AB - Proton magnetic resonance spectroscopy (1H-MRS) provides specific metabolic information not otherwise observable by any other imaging method. 1H-MRS of the brain at 3 T is a new tool in the modern neuroradiological armamentarium whose main advantages, with respect to the well-established and technologically advanced 1.5-T 1H-MRS, include a higher signal-to-noise ratio, with a consequent increase in spatial and temporal resolutions, and better spectral resolution. These advantages allow the acquisition of higher quality and more easily quantifiable spectra in smaller voxels and/or in shorter times, and increase the sensitivity in metabolite detection. However, these advantages may be hampered by intrinsic field-dependent technical issues, such as decreased T2 signal, chemical shift dispersion errors, J-modulation anomalies, increased magnetic susceptibility, eddy current artifacts, challenges in designing and obtaining appropriate radiofrequency coils, magnetic field instability and safety hazards. All these limitations have been tackled by manufacturers and researchers and have received one or more solutions. Furthermore, advanced 1H-MRS techniques, such as specific spectral editing, fast 1H-MRS imaging and diffusion tensor 1H-MRS imaging, have been successfully implemented at 3 T. However, easier and more robust implementations of these techniques are still needed before they can become more widely used and undertake most of the clinical and research 1H-MRS applications.

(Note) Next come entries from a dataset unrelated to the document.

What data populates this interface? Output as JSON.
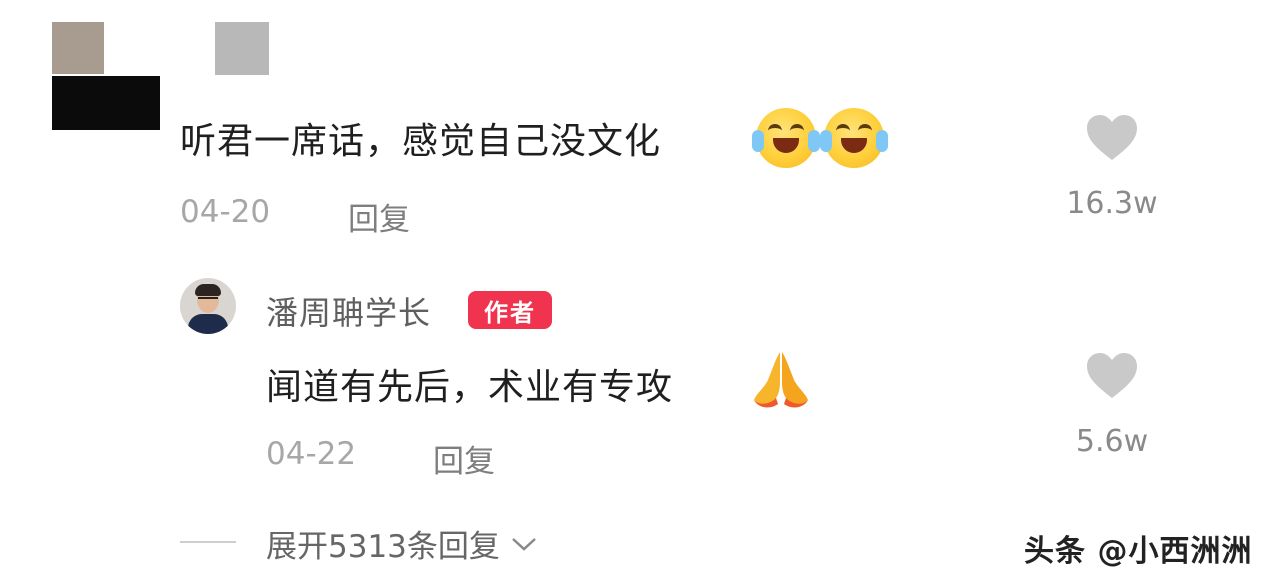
{
  "comments": [
    {
      "text": "听君一席话，感觉自己没文化",
      "date": "04-20",
      "reply_label": "回复",
      "likes": "16.3w",
      "emoji": [
        "tears-of-joy-emoji",
        "tears-of-joy-emoji"
      ]
    },
    {
      "author": "潘周聃学长",
      "author_tag": "作者",
      "text": "闻道有先后，术业有专攻",
      "date": "04-22",
      "reply_label": "回复",
      "likes": "5.6w",
      "emoji": [
        "folded-hands-emoji"
      ]
    }
  ],
  "expand_replies": "展开5313条回复",
  "watermark": "头条 @小西洲洲",
  "colors": {
    "author_tag_bg": "#f0334e",
    "like_heart": "#c9c9c9",
    "muted_text": "#a7a7a7"
  }
}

KW - Brain

KW - Diagnostic imaging

KW - Magnetic resonance spectroscopy

UR - http://www.scopus.com/inward/record.url?scp=34250307123&partnerID=8YFLogxK

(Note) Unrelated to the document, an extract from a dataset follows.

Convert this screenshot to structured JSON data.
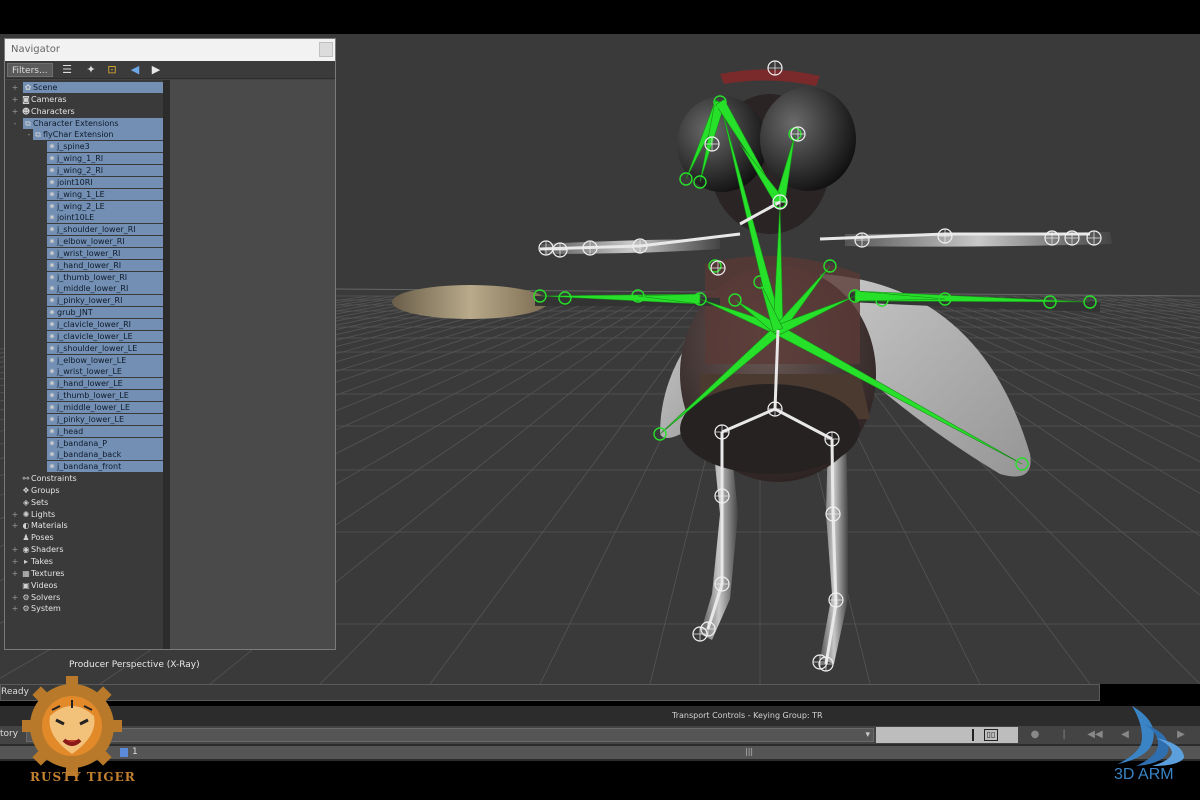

UR - http://www.scopus.com/inward/citedby.url?scp=34250307123&partnerID=8YFLogxK

U2 - 10.1007/s00330-006-0546-1

DO - 10.1007/s00330-006-0546-1

M3 - Article

C2 - 17235536

AN - SCOPUS:34250307123

VL - 17

SP - 1651

EP - 1662

JO - European Radiology

JF - European Radiology

SN - 0938-7994

IS - 7

ER -